July heat is the reason for
stems heavy with blooms,
excessive flower clusters
waiting to fruit.
Broccoli rabe overflows
a terra cotta planter;
yellow blossoms pour
over its edges.
In a pot beside it,
with tiny white flowers;
over in the corner,
the grand creeping cucumbers
shoot out leaves larger
than two hand spans
from thick fuzzy stems,
Friends and neighbors
told me I didn’t
properly plant my seeds;
seems I sowed too many
in my green enthusiasm.
Wearing again their
good intentions, they now warn,
“don’t let everything go to seed,
you won’t be able to eat
what you have over planted.”
I smile and say nothing;
I’ve no desire to consume
these buckets of flowering green.
At least not now. I’m content
to watch nature unfold,
as she will. I watch her exuberance
in making seeds from flowers,
and she’s none the worse for it.
In the front yard,
I seeded a standing planter,
four feet off the ground. It’s a garden misfit,
without apparent rhyme or reason in
the order of things. From its bed,
the radishes have grown over four feet.
Their long, slender stems now rise like
monuments; nearly eight feet
off the ground, they tower over
tomatoes, rabe, arugula, cucumber,
in flowering pink profusion.
The overgrown bulbs
bulge from the soil; they show
their round red roots in shameless
exhibitionism, while their flowering
pink tops wave above. I never knew that radishes
bloomed delicate pink-magenta flowers
which attract white butterflies; I never imagined dainty
lepidoptera playfully dancing around
fat bellied monuments that sing
red-purple love songs to diaphanous
Perhaps next year
I will harvest radishes
and rabe and arugula; perhaps next year,
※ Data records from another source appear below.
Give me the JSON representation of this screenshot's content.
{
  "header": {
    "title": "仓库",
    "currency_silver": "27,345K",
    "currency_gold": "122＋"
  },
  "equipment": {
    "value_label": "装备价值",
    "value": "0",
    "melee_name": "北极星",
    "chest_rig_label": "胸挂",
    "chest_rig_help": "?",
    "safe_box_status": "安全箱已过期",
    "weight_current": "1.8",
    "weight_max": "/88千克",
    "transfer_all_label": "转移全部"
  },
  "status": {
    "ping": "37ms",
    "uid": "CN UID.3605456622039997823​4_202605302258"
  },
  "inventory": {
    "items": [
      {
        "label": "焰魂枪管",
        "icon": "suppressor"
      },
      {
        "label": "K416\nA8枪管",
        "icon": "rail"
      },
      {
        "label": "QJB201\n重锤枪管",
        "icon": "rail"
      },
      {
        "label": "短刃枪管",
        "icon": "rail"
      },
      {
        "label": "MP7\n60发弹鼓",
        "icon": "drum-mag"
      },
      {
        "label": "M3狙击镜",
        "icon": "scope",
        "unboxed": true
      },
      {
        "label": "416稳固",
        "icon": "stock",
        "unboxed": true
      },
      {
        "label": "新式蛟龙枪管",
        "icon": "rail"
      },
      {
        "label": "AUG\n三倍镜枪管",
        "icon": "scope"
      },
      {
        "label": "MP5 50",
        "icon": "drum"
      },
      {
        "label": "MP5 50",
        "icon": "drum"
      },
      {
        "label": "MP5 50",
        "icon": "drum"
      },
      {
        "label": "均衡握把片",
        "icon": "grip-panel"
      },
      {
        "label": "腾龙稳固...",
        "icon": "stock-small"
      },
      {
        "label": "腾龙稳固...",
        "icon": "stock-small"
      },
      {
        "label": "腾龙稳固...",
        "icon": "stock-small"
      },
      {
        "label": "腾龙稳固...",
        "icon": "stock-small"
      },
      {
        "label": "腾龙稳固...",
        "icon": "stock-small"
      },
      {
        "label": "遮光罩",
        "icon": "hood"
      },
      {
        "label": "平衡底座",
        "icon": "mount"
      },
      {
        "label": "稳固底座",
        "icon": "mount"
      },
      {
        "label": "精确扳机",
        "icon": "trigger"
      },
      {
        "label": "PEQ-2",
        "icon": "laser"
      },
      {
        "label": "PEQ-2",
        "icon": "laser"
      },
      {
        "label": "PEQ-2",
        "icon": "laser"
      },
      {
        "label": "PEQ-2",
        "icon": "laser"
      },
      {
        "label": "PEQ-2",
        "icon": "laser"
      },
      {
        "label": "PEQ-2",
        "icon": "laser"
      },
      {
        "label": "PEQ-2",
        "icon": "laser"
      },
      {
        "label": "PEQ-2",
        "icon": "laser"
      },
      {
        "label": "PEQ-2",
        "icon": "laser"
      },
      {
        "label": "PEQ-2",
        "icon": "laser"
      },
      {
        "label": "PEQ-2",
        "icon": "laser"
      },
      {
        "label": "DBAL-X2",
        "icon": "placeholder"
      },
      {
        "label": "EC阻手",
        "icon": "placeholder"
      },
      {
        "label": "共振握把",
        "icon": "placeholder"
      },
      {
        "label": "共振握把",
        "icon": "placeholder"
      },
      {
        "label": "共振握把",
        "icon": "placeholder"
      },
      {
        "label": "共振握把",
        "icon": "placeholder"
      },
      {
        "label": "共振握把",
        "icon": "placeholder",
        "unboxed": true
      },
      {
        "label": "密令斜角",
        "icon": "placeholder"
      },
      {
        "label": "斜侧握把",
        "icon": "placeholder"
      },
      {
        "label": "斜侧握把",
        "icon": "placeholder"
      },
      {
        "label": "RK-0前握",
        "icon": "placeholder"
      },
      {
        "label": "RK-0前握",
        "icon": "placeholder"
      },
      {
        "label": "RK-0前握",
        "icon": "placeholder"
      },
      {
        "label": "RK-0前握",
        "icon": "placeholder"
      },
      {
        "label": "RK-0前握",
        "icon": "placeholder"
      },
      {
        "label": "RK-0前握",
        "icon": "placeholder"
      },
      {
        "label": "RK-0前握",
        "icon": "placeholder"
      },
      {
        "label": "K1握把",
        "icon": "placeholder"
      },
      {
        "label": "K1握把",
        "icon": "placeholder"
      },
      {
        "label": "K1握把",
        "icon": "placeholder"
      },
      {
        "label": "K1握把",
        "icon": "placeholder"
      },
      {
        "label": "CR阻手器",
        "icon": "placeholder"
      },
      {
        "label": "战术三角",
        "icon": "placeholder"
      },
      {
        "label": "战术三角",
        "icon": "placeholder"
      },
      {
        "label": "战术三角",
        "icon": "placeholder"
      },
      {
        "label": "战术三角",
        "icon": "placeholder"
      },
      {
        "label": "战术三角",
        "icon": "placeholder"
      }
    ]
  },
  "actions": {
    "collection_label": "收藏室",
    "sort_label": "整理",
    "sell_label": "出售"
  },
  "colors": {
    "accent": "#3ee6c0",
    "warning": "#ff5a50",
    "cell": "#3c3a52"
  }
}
I will see something to eat,
something whose beauty
is folded into an even greater beauty.
This year I’m happy
to watch radishes in